  • Tuvia Nesher
    Tuvia Nesher Month ago

    Aluminum 7000 alloy with magnesium Damascus

  • AdmiralThire
    AdmiralThire Month ago

    titanium-tungsten? probably crazy expensive and probably doesnt work but ¯\_(ツ)_/¯

    • AdmiralThire
      AdmiralThire Month ago

      oof old vid, guess this comment will be lost in the pixel sea

  • Timothy Newton
    Timothy Newton Month ago

    Adamantium and Vibranium. Or Aluminum and Titanium.

  • Ethan Veillion
    Ethan Veillion Month ago

    great video. love your content but please start wearing gloves more often

  • RetroRW
    RetroRW Month ago

    Alec pls grow a beard.

  • Jacomaat
    Jacomaat Month ago

    Can you forge PLA and obsidian together please? :)

  • Randy Mouser
    Randy Mouser Month ago

    Ive never been able to pattern weld ti and steel. Ive gotten it to bond with silver and gold before.
    Titanium isnt the best material for knives (depending on the alloy of course.) Ive not been able to get it to keep a good edge...but it can make beautiful knives.
    Primarily I use titanium to make armor for larps. To cut it, I use a plasma cutter.

  • Travis Hawkins
    Travis Hawkins Month ago

    Ever thought about doing a flux bath. And attaching the steel and titanium under the flux ensuring 0 o2 between the layers then instead of going from tig to forge go tig normalize forge

  • jsdraven
    jsdraven Month ago

    Maybe a solder paste to help displace air and help remove the beginning of oxidation during the initial heat. Also maybe a gas mix in the forge to displace what oxides you can without to much on the fire reduction maybe something to help push the gasses out faster as they are spent.

  • Mike Davis
    Mike Davis Month ago

    There are only 2 ways to bond them with any strength. One is brazing using one of a few different silver braze alloys in a vacuum or in argon. The other is with explosion welding and you should just Google that for fun.

  • Wicked#IV
    Wicked#IV Month ago

    Gold at copper pleaseeeeeeee

  • The Bullet Train
    The Bullet Train Month ago

    Awesome to watch, but while I love metalwork I don't know much about Titanium beyond its use in cars and electronics.

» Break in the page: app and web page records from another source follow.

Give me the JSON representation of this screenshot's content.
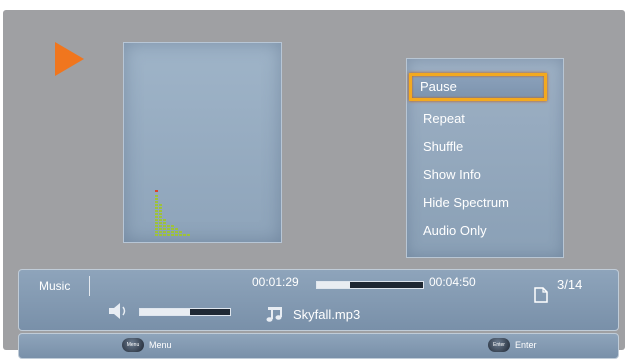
{
  "menu": {
    "items": [
      {
        "label": "Pause",
        "selected": true
      },
      {
        "label": "Repeat",
        "selected": false
      },
      {
        "label": "Shuffle",
        "selected": false
      },
      {
        "label": "Show Info",
        "selected": false
      },
      {
        "label": "Hide Spectrum",
        "selected": false
      },
      {
        "label": "Audio Only",
        "selected": false
      }
    ]
  },
  "info": {
    "source_label": "Music",
    "elapsed_time": "00:01:29",
    "total_time": "00:04:50",
    "playback_progress": 0.31,
    "track_position": "3/14",
    "filename": "Skyfall.mp3",
    "volume_level": 0.55
  },
  "nav": {
    "menu_key_badge": "Menu",
    "menu_label": "Menu",
    "enter_key_badge": "Enter",
    "enter_label": "Enter"
  },
  "spectrum": {
    "bar_levels": [
      14,
      11,
      6,
      4,
      4,
      3,
      2,
      1,
      1
    ],
    "peak_on_bar": 0
  },
  "icons": {
    "play": "play-icon",
    "speaker": "speaker-icon",
    "note": "music-note-icon",
    "file": "file-icon"
  },
  "colors": {
    "accent_orange": "#f0761e",
    "selection_border": "#f3a91f",
    "spectrum_green": "#9ec23a",
    "spectrum_peak_red": "#d9432b"
  }
}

How can it explode in the examples above?

  • Patrick Ronning
    Patrick Ronning Month ago

    I noticed you had a water extinguisher. Please get a metal fire rated one, in the US called a Class D extinguisher to properly protect yourself when working Ti.

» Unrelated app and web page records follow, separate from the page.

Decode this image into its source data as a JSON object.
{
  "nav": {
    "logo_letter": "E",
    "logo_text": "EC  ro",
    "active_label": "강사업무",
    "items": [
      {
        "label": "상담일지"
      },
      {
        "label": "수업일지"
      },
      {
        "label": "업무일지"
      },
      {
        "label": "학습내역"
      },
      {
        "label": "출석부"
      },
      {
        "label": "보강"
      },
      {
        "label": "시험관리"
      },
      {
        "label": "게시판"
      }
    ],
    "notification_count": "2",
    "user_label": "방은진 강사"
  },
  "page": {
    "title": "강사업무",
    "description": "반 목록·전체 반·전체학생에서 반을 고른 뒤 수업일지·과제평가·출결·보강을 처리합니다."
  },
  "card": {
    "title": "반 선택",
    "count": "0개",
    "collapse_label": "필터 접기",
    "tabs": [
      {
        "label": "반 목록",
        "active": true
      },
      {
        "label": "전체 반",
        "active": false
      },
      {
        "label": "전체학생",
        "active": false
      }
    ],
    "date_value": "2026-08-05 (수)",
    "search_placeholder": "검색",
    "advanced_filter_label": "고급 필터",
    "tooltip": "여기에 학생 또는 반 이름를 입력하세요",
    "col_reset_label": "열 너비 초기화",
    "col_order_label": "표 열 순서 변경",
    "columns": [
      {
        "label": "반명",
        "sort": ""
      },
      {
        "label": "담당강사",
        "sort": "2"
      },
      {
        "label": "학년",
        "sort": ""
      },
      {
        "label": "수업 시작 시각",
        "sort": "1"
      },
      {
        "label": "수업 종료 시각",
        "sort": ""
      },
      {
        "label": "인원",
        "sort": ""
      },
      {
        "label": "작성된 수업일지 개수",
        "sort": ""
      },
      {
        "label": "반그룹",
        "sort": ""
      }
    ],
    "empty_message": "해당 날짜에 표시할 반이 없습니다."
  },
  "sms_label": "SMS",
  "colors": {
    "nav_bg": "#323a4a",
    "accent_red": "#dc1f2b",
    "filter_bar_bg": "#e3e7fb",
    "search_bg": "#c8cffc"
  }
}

  • Markus Brunner
    Markus Brunner Month ago

    why the f is it patented to weld 2 sheets of titanium but its not patented to weld 2 sheets of steel?!

  • Paul Debaecker
    Paul Debaecker Month ago

    Have you tried copper and bronze/brass damascus? since it is all based on copper, maybe it could work, and the result could be interesting!

  • John Larson
    John Larson Month ago

    2:35 for when he catches his glove on fire

  • ThaFuzzwood
    ThaFuzzwood Month ago

    I like this channel over baltimore forge and steel as you actually explain processes and colabs which they tend to gloss over.

  • c0d3w4rri0r
    c0d3w4rri0r Month ago

    Look I’m not a metallurgist or a smith so I may be talking rubbish here but it seems to me your issue is oxygen. You could use an inert gas like argon but as you say that’s patented... but there is another way. You can use electric induction to heat steel. Why not put your steel titanium sandwich in a vacuum chamber between two insulating bricks under a heavy weight. Wrap an induction coil around the outside then use it to heat the steel. The steel heats up the titanium. The vacuum should help keep in the heat and keep out the oxygen and the presure from the weight will help the interfaces fuse.

    MISTER Month ago

    Is their patent actually applicable since putting it in a box has been done for ages when making Damascus or is their patent on the gas purging in the box

  • John isaiah Marquez

    Have you tried melting it

  • Daniel Cox
    Daniel Cox Month ago

    Might try blending the titanium and steel in liquid form, preferably in a sealed nitrogen atmosphere.